hold Marshall Plan funds to
England as long as North Ire-
land is held separate from Ire-
The lopsided final vote came af-
ter Majority Leader McCormick
(Dem., Mass.) pleaded against a
GOP-led economy drive with a
warning that the world is looking
"either to Washington or the
The earth's shadow dimmed the
full moon last night as millions
of Americans watched the first
total lunar eclipse since 1945.
And, by dormitory and sorority
thresholds, hundreds of University
students engaged in scientific ob-
servation of the satellite as it en-
tered its darkest phase at 10:26
p.m.-four minutes before the
women's closing hour.
Other scientifically-minded ob-
servers posted themselves at van-
tage points on Long Island, the
Associated Press reported. About
150 persons crowded the observa-
tion deck atop the Empire State
Building in New York.

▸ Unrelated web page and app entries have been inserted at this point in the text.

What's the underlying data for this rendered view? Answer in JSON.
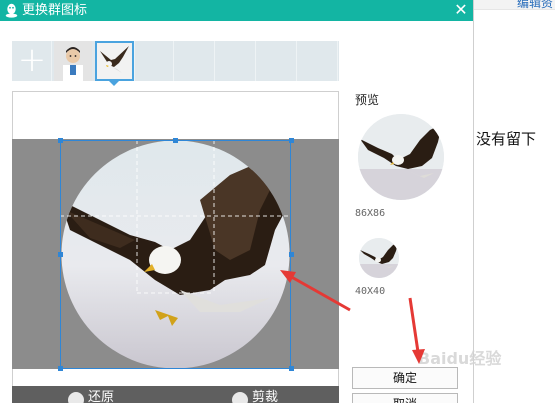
{
  "dialog": {
    "title": "更换群图标",
    "close_glyph": "✕",
    "add_glyph": "+"
  },
  "preview": {
    "label": "预览",
    "size_large": "86X86",
    "size_small": "40X40"
  },
  "crop_toolbar": {
    "restore_label": "还原",
    "crop_label": "剪裁"
  },
  "buttons": {
    "confirm": "确定",
    "cancel": "取消"
  },
  "background_page": {
    "link_text": "编辑资",
    "body_text": "没有留下"
  },
  "watermark": "Baidu经验",
  "colors": {
    "title_bar": "#13b5a3",
    "accent_blue": "#2f86d6",
    "annotation_arrow": "#e53935"
  },
  "icons": {
    "logo": "penguin-logo-icon",
    "close": "close-icon",
    "add": "plus-icon",
    "restore": "undo-icon",
    "crop": "check-icon"
  }
}
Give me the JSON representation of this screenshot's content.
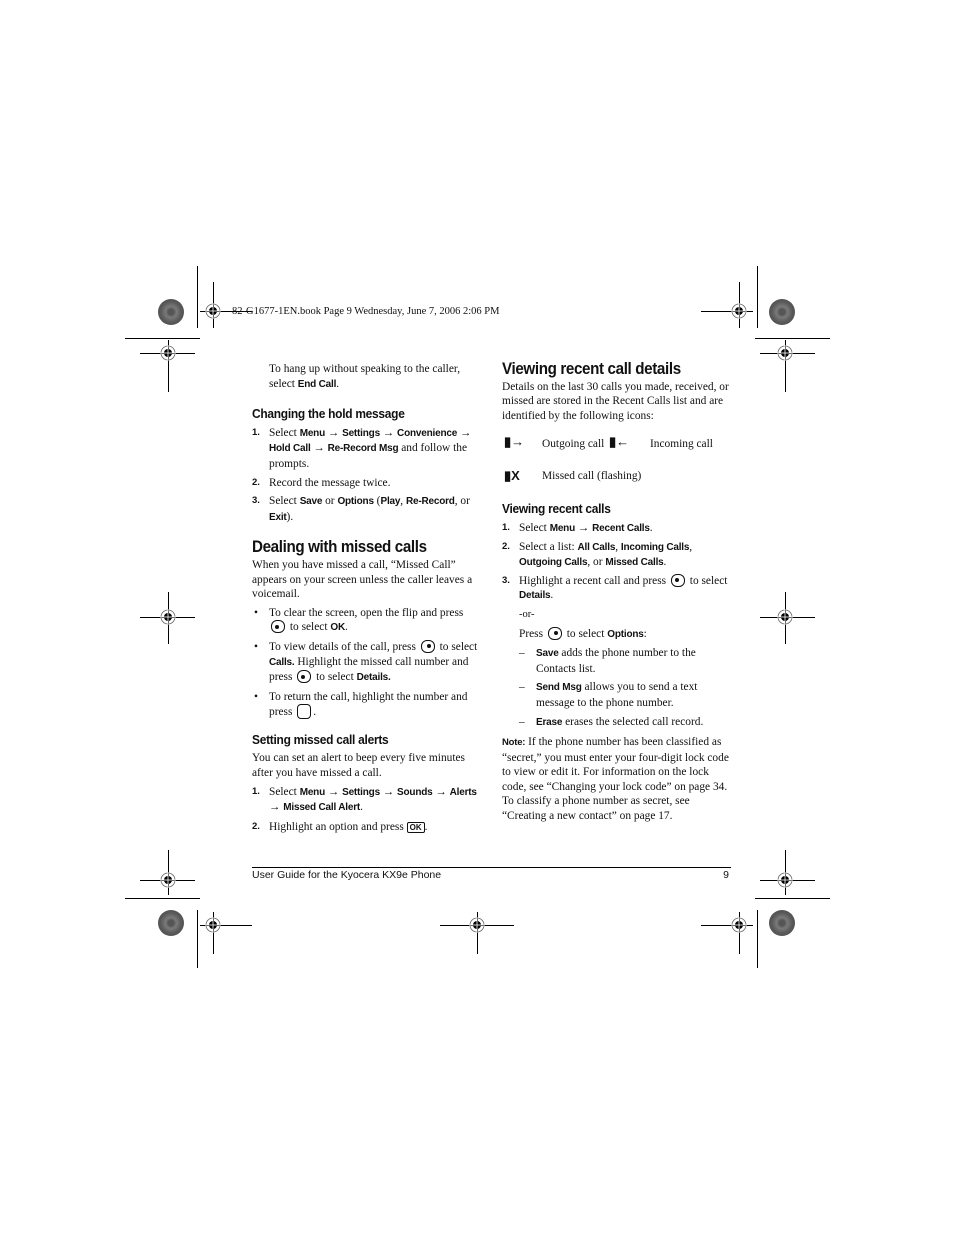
{
  "header": {
    "book_meta": "82-G1677-1EN.book  Page 9  Wednesday, June 7, 2006  2:06 PM"
  },
  "left_column": {
    "intro": {
      "text": "To hang up without speaking to the caller, select ",
      "bold": "End Call",
      "end": "."
    },
    "hold_message": {
      "heading": "Changing the hold message",
      "steps": [
        {
          "num": "1.",
          "parts": [
            "Select ",
            "Menu",
            " → ",
            "Settings",
            " → ",
            "Convenience",
            " → ",
            "Hold Call",
            " → ",
            "Re-Record Msg",
            " and follow the prompts."
          ]
        },
        {
          "num": "2.",
          "text": "Record the message twice."
        },
        {
          "num": "3.",
          "parts": [
            "Select ",
            "Save",
            " or ",
            "Options",
            " (",
            "Play",
            ", ",
            "Re-Record",
            ", or ",
            "Exit",
            ")."
          ]
        }
      ]
    },
    "missed_calls": {
      "heading": "Dealing with missed calls",
      "intro": "When you have missed a call, “Missed Call” appears on your screen unless the caller leaves a voicemail.",
      "bullets": [
        {
          "a": "To clear the screen, open the flip and press",
          "b": "to select ",
          "bold": "OK",
          "end": ".",
          "key": "left-softkey-icon"
        },
        {
          "a": "To view details of the call, press",
          "b": "to select",
          "bold1": "Calls.",
          "c": " Highlight the missed call number and press",
          "d": "to select ",
          "bold2": "Details.",
          "key1": "right-softkey-icon",
          "key2": "left-softkey-icon"
        },
        {
          "a": "To return the call, highlight the number and press",
          "end": ".",
          "key": "send-key-icon"
        }
      ]
    },
    "alerts": {
      "heading": "Setting missed call alerts",
      "intro": "You can set an alert to beep every five minutes after you have missed a call.",
      "steps": [
        {
          "num": "1.",
          "parts": [
            "Select ",
            "Menu",
            " → ",
            "Settings",
            " → ",
            "Sounds",
            " → ",
            "Alerts",
            " → ",
            "Missed Call Alert",
            "."
          ]
        },
        {
          "num": "2.",
          "text": "Highlight an option and press",
          "key_label": "OK",
          "end": "."
        }
      ]
    }
  },
  "right_column": {
    "recent_details": {
      "heading": "Viewing recent call details",
      "intro": "Details on the last 30 calls you made, received, or missed are stored in the Recent Calls list and are identified by the following icons:",
      "icons": [
        {
          "icon": "outgoing-call-icon",
          "label": "Outgoing call"
        },
        {
          "icon": "incoming-call-icon",
          "label": "Incoming call"
        },
        {
          "icon": "missed-call-icon",
          "label": "Missed call (flashing)"
        }
      ]
    },
    "recent_calls": {
      "heading": "Viewing recent calls",
      "steps": [
        {
          "num": "1.",
          "parts": [
            "Select ",
            "Menu",
            " → ",
            "Recent Calls",
            "."
          ]
        },
        {
          "num": "2.",
          "parts": [
            "Select a list: ",
            "All Calls",
            ", ",
            "Incoming Calls",
            ", ",
            "Outgoing Calls",
            ", or ",
            "Missed Calls",
            "."
          ]
        },
        {
          "num": "3.",
          "a": "Highlight a recent call and press",
          "b": " to select ",
          "bold": "Details",
          "end": "."
        }
      ],
      "or": "-or-",
      "press": {
        "a": "Press",
        "b": " to select ",
        "bold": "Options",
        "end": ":"
      },
      "options": [
        {
          "bold": "Save",
          "text": " adds the phone number to the Contacts list."
        },
        {
          "bold": "Send Msg",
          "text": " allows you to send a text message to the phone number."
        },
        {
          "bold": "Erase",
          "text": " erases the selected call record."
        }
      ],
      "note": {
        "label": "Note:",
        "text": "  If the phone number has been classified as “secret,” you must enter your four-digit lock code to view or edit it. For information on the lock code, see “Changing your lock code” on page 34. To classify a phone number as secret, see “Creating a new contact” on page 17."
      }
    }
  },
  "footer": {
    "title": "User Guide for the Kyocera KX9e Phone",
    "page_number": "9"
  }
}
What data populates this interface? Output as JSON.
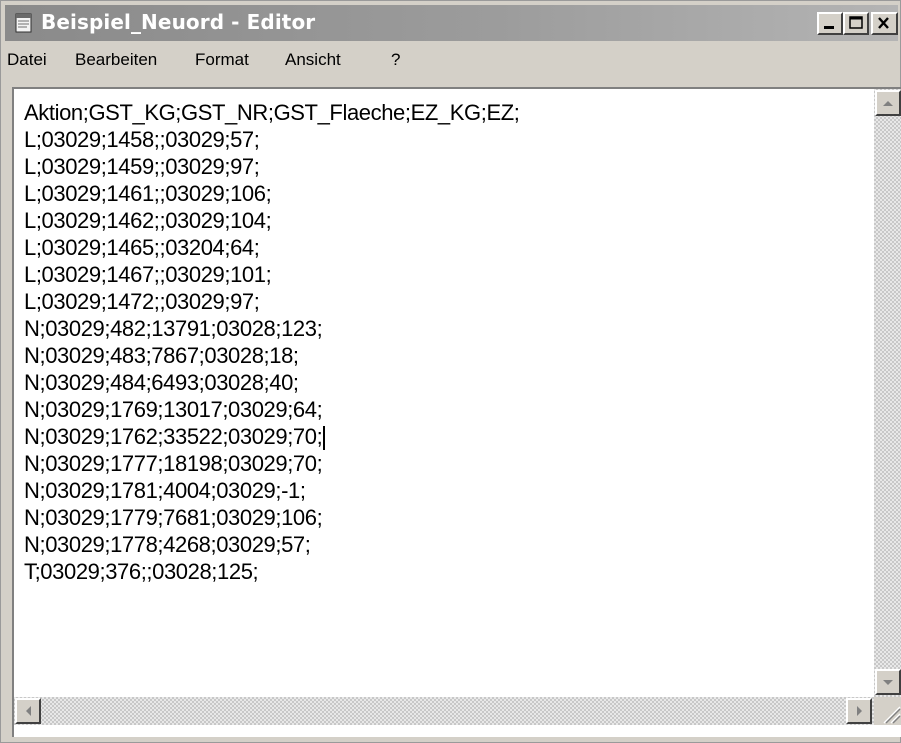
{
  "window": {
    "title": "Beispiel_Neuord - Editor"
  },
  "menu": {
    "items": [
      "Datei",
      "Bearbeiten",
      "Format",
      "Ansicht",
      "?"
    ]
  },
  "editor": {
    "lines": [
      "Aktion;GST_KG;GST_NR;GST_Flaeche;EZ_KG;EZ;",
      "L;03029;1458;;03029;57;",
      "L;03029;1459;;03029;97;",
      "L;03029;1461;;03029;106;",
      "L;03029;1462;;03029;104;",
      "L;03029;1465;;03204;64;",
      "L;03029;1467;;03029;101;",
      "L;03029;1472;;03029;97;",
      "N;03029;482;13791;03028;123;",
      "N;03029;483;7867;03028;18;",
      "N;03029;484;6493;03028;40;",
      "N;03029;1769;13017;03029;64;",
      "N;03029;1762;33522;03029;70;",
      "N;03029;1777;18198;03029;70;",
      "N;03029;1781;4004;03029;-1;",
      "N;03029;1779;7681;03029;106;",
      "N;03029;1778;4268;03029;57;",
      "T;03029;376;;03028;125;"
    ],
    "caret_line": 12
  },
  "icons": {
    "app": "notepad-icon",
    "minimize": "minimize-icon",
    "maximize": "maximize-icon",
    "close": "close-icon"
  },
  "colors": {
    "titlebar": "#8a8a8a",
    "window_bg": "#d4d0c8",
    "text_bg": "#ffffff"
  }
}
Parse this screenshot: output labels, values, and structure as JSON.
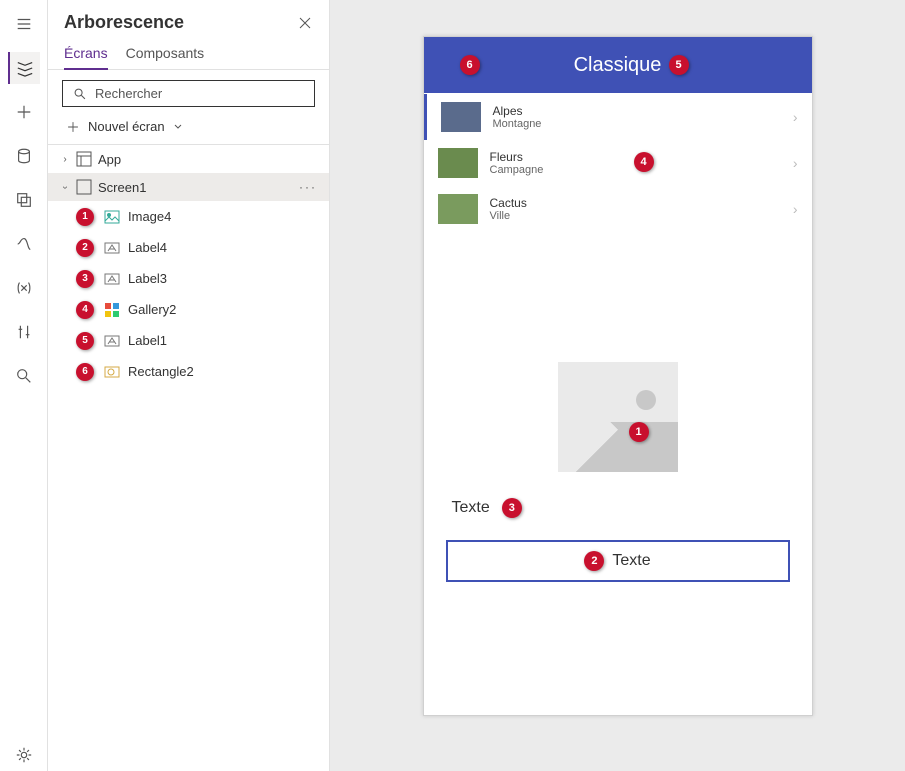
{
  "panel": {
    "title": "Arborescence",
    "tabs": {
      "screens": "Écrans",
      "components": "Composants"
    },
    "search_placeholder": "Rechercher",
    "new_screen": "Nouvel écran",
    "app": "App",
    "screen": "Screen1",
    "items": [
      {
        "num": "1",
        "label": "Image4",
        "icon": "image"
      },
      {
        "num": "2",
        "label": "Label4",
        "icon": "label"
      },
      {
        "num": "3",
        "label": "Label3",
        "icon": "label"
      },
      {
        "num": "4",
        "label": "Gallery2",
        "icon": "gallery"
      },
      {
        "num": "5",
        "label": "Label1",
        "icon": "label"
      },
      {
        "num": "6",
        "label": "Rectangle2",
        "icon": "rect"
      }
    ]
  },
  "phone": {
    "title": "Classique",
    "rows": [
      {
        "title": "Alpes",
        "sub": "Montagne",
        "color": "#5a6b8c"
      },
      {
        "title": "Fleurs",
        "sub": "Campagne",
        "color": "#6a8b4e"
      },
      {
        "title": "Cactus",
        "sub": "Ville",
        "color": "#7a9b5e"
      }
    ],
    "label3": "Texte",
    "label4": "Texte",
    "badges": {
      "head_left": "6",
      "head_right": "5",
      "gallery": "4",
      "image": "1",
      "label3": "3",
      "label4": "2"
    }
  }
}
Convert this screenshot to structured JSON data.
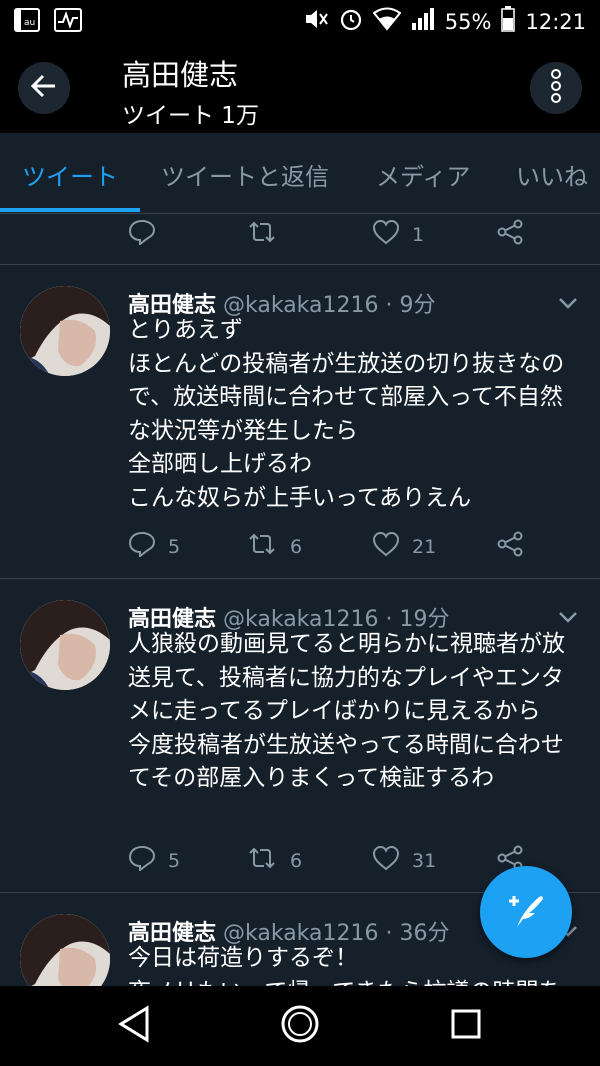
{
  "status_bar": {
    "battery_percent": "55%",
    "time": "12:21",
    "icons": [
      "au-sim-icon",
      "activity-icon",
      "mute-icon",
      "alarm-icon",
      "wifi-icon",
      "signal-icon",
      "battery-icon"
    ]
  },
  "header": {
    "title": "高田健志",
    "subtitle": "ツイート 1万",
    "back_icon": "back-arrow-icon",
    "more_icon": "more-vertical-icon"
  },
  "tabs": [
    {
      "label": "ツイート",
      "active": true
    },
    {
      "label": "ツイートと返信",
      "active": false
    },
    {
      "label": "メディア",
      "active": false
    },
    {
      "label": "いいね",
      "active": false
    }
  ],
  "top_partial_actions": {
    "reply": "",
    "retweet": "",
    "like": "1"
  },
  "tweets": [
    {
      "name": "高田健志",
      "meta": "@kakaka1216 · 9分",
      "text": "とりあえず\nほとんどの投稿者が生放送の切り抜きなので、放送時間に合わせて部屋入って不自然な状況等が発生したら\n全部晒し上げるわ\nこんな奴らが上手いってありえん",
      "reply": "5",
      "retweet": "6",
      "like": "21"
    },
    {
      "name": "高田健志",
      "meta": "@kakaka1216 · 19分",
      "text": "人狼殺の動画見てると明らかに視聴者が放送見て、投稿者に協力的なプレイやエンタメに走ってるプレイばかりに見えるから\n今度投稿者が生放送やってる時間に合わせてその部屋入りまくって検証するわ",
      "reply": "5",
      "retweet": "6",
      "like": "31"
    },
    {
      "name": "高田健志",
      "meta": "@kakaka1216 · 36分",
      "text": "今日は荷造りするぞ！\n夜ノリもいって帰ってきたら抗議の時間を",
      "reply": "",
      "retweet": "",
      "like": ""
    }
  ],
  "colors": {
    "background": "#15202b",
    "accent": "#1da1f2",
    "secondary_text": "#8899a6",
    "divider": "#38444d"
  }
}
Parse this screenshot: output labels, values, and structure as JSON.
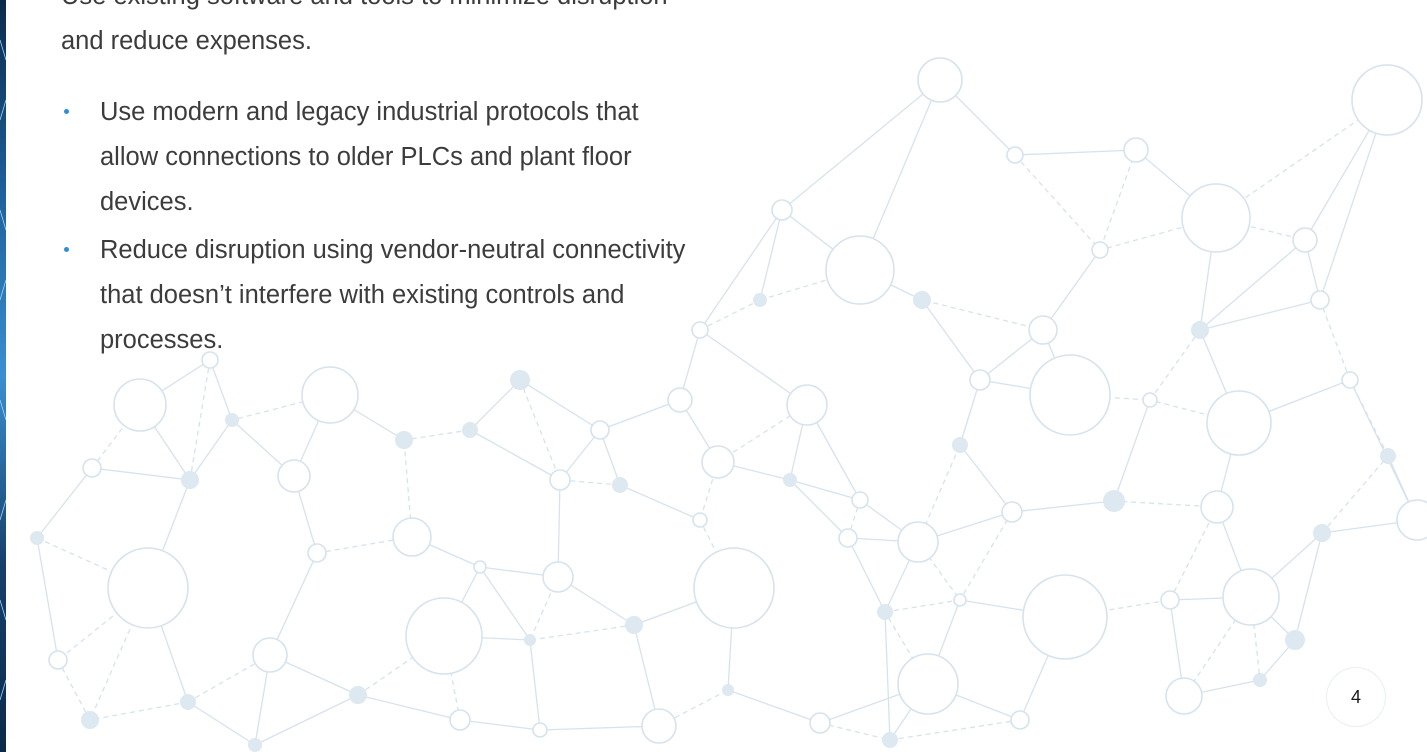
{
  "content": {
    "intro": "Use existing software and tools to minimize disruption and reduce expenses.",
    "bullets": [
      {
        "text": "Use modern and legacy industrial protocols that allow connections to older PLCs and plant floor devices."
      },
      {
        "text": "Reduce disruption using vendor-neutral connectivity that doesn’t interfere with existing controls and processes."
      }
    ]
  },
  "page_number": "4",
  "colors": {
    "text": "#3c3c3c",
    "bullet": "#2f8fd6",
    "network": "#d6e3ec",
    "edge_dark": "#0b2a4a",
    "edge_light": "#3a8fd0"
  },
  "icons": {
    "bullet": "bullet-dot-icon"
  }
}
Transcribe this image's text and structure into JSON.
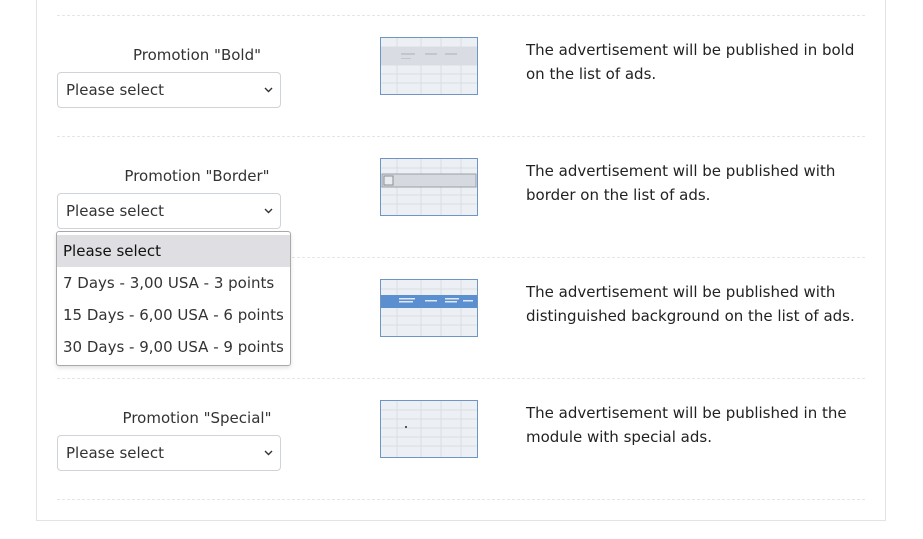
{
  "promotions": [
    {
      "label": "Promotion \"Bold\"",
      "select_value": "Please select",
      "description": "The advertisement will be published in bold on the list of ads."
    },
    {
      "label": "Promotion \"Border\"",
      "select_value": "Please select",
      "description": "The advertisement will be published with border on the list of ads."
    },
    {
      "label": "",
      "select_value": "",
      "description": "The advertisement will be published with distinguished background on the list of ads."
    },
    {
      "label": "Promotion \"Special\"",
      "select_value": "Please select",
      "description": "The advertisement will be published in the module with special ads."
    }
  ],
  "dropdown": {
    "options": [
      "Please select",
      "7 Days - 3,00 USA - 3 points",
      "15 Days - 6,00 USA - 6 points",
      "30 Days - 9,00 USA - 9 points"
    ],
    "selected_index": 0
  },
  "icons": {
    "select_chevron": "chevron-down-icon"
  },
  "colors": {
    "thumb_border": "#6f95c4",
    "highlight_row": "#5b8fd0",
    "dropdown_selected": "#dfdfe3"
  }
}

To Aid Refugees
Two Ann Arborites and the
former director of the Workers
Education Service were appointed
yesterday by Gov. Williams to a
committee to aid in resettling Eu-
ropean refugees in Michigan.
They are Prof. William E. Haber
of the economics department, Dr.
Howard Y. McClusky, president of
the Michigan Council of Churches
and Arthur Elder, former director
of the now-defunct WES, accord-
ing to the Associated Press.
I-_ l Oi m rn_ N-
STUDENT LEGISLATURE EVOLUTION:
SLHistoryPoints to Greater Growth
(EDITOR'S NOTE: This is the first
in a series of interpretive articles de-
signed to acquaint students with the
Student Legislature-to wvhich they
will elect 25 representatives Aprii
W- l 7 A TI" TTT Qfl1T
students are fully willing to elect
representatives that are capable
The path is open as it has
never been since January, 1946,
more than 3,000 students voted in
an election which saw the later
system-still in use-the winner.
* * *
TIIF FTRRT ni'eside~nt nf SIT, was
in slashing the committees to
six and then five. '
With a workable mechanism,
legislators went ahead toward a
student hook exchange. faculty
the admitted Communist was
snow-balled by students during
an abortive attempt to make an
off-campus speech. The request
was flatly denied and Eisler is